just out of order.
It is related to issue #28 and #26.

I did not follow the WebEx recording (not yet shared I think) so I do not
know what
has been discussed during the virtual meeting. Please share the recording.

Out of order is an effect of mis-classification that can happen frequently
in presence of
unresponsive traffic in either the priority or non-priority queues (see
issue #26).
Depending on the rate of unresponsive traffic, not only average rate but
instantaneous rate,
out-of-order events can oscillate frequently. I still have not found any
reference that
proves this does not happen. I tried to raise this point in the past but
it's been ignored
or dismissed by saying that unresponsive traffic is negligible. I disagree.

There are several potential issues coming from that phenomenon. One in
particular is that (issue #28)
the overall system will not be able to guarantee the latency targets at

It looks like most of the discussion on this issue is about how this
affects TCP, but the applications
that would mostly benefit from the priority queue are not really using TCP.
So out-of-order/mis-classification for real-time traffic would be worse.

I think that this issue is also related to how much dualQ can provide
predictable performance
under a general traffic mix which constitutes today and future Internet

The problem of predictability looks fundamental here, even to deploy an
The risk is that we build something to satisfy customers' low latency
request that won't meet the
expectation. Building dualQ has a cost and we better know what we get out
of it before building it
in silicon (issues #22 #26 #28 at least).


On Mon, Feb 24, 2020 at 6:12 PM Jonathan Morton <>
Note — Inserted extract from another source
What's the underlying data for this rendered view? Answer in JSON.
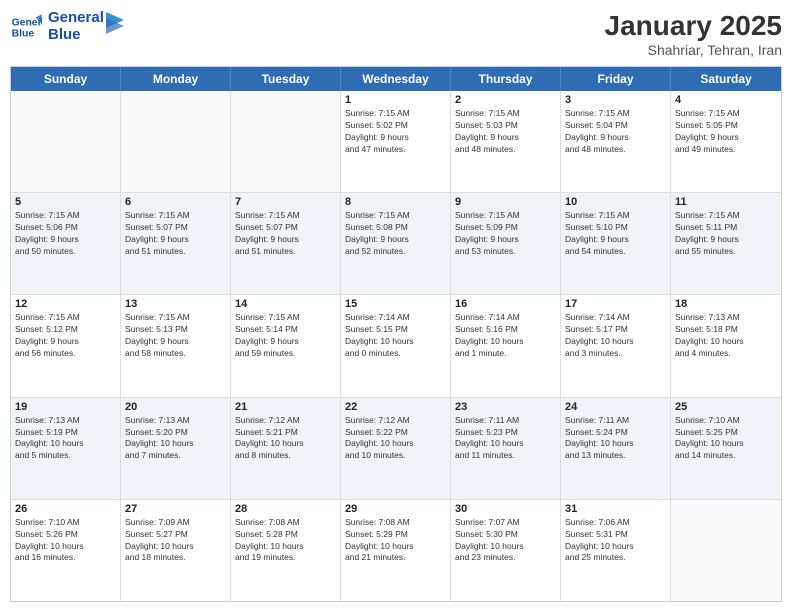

> > On 24 Feb, 2020, at 5:15 pm, Holland, Jake <jholland=
>> wrote:
> >
> > What I was aiming toward when asking the question originally was that if
> there’s something that already exists and could be cited that demonstrates
> the scope of the problem justifying a normative SHOULD for RACK-like
> behavior, it would be beneficial to include it.  If there is no such source
> to cite, I didn’t mean to say it’s necessary to create one before moving
> forward.
> >
> > To me the reordering issue itself seems so minor that I’m confused why
> there’s so much text and meeting time discussion about it.  I was worried I
> was missing something.  If the whole issue is addressed by the appendix
> text, it seems like even the “SHOULD” for RACK-like behavior from the
> transport is not justified, since there’s basically no harm even without it?
> My understanding here is that the root of this issue is that CE-marked
> packets originating upstream of the DualQ may be classified into a
> different queue than the rest of their flow, and may therefore be delivered
> out of order.  DualQ treats CE packets as always belonging to the L4S
> queue, so this issue affects Classic flows only.
> The maximum expected quantity of reordering is easiest to define in time
> units; the CE packet would be about 0.5ms late if the L4S queue was at its
> target depth while the Classic queue was empty, while it would be 15ms
> early if the reverse were true.  The behaviour of a RACK-type transport can
> be directly predicted based on those values, while predicting the behaviour
> of a traditional stack may require those times to be converted into packet
> serialisation times by way of the flow's throughput.
> The "RACK requirement" applies only to L4S flows, so I believe it is not
> relevant to resolving this.  Classic flows will continue to use a mixture
> of RACK (eg. Linux) and traditional (eg. default FreeBSD at this time)
> stacks.  It is the latter that are most likely to be affected, so testing
> (and thought experiments) should focus there.
>  - Jonathan Morton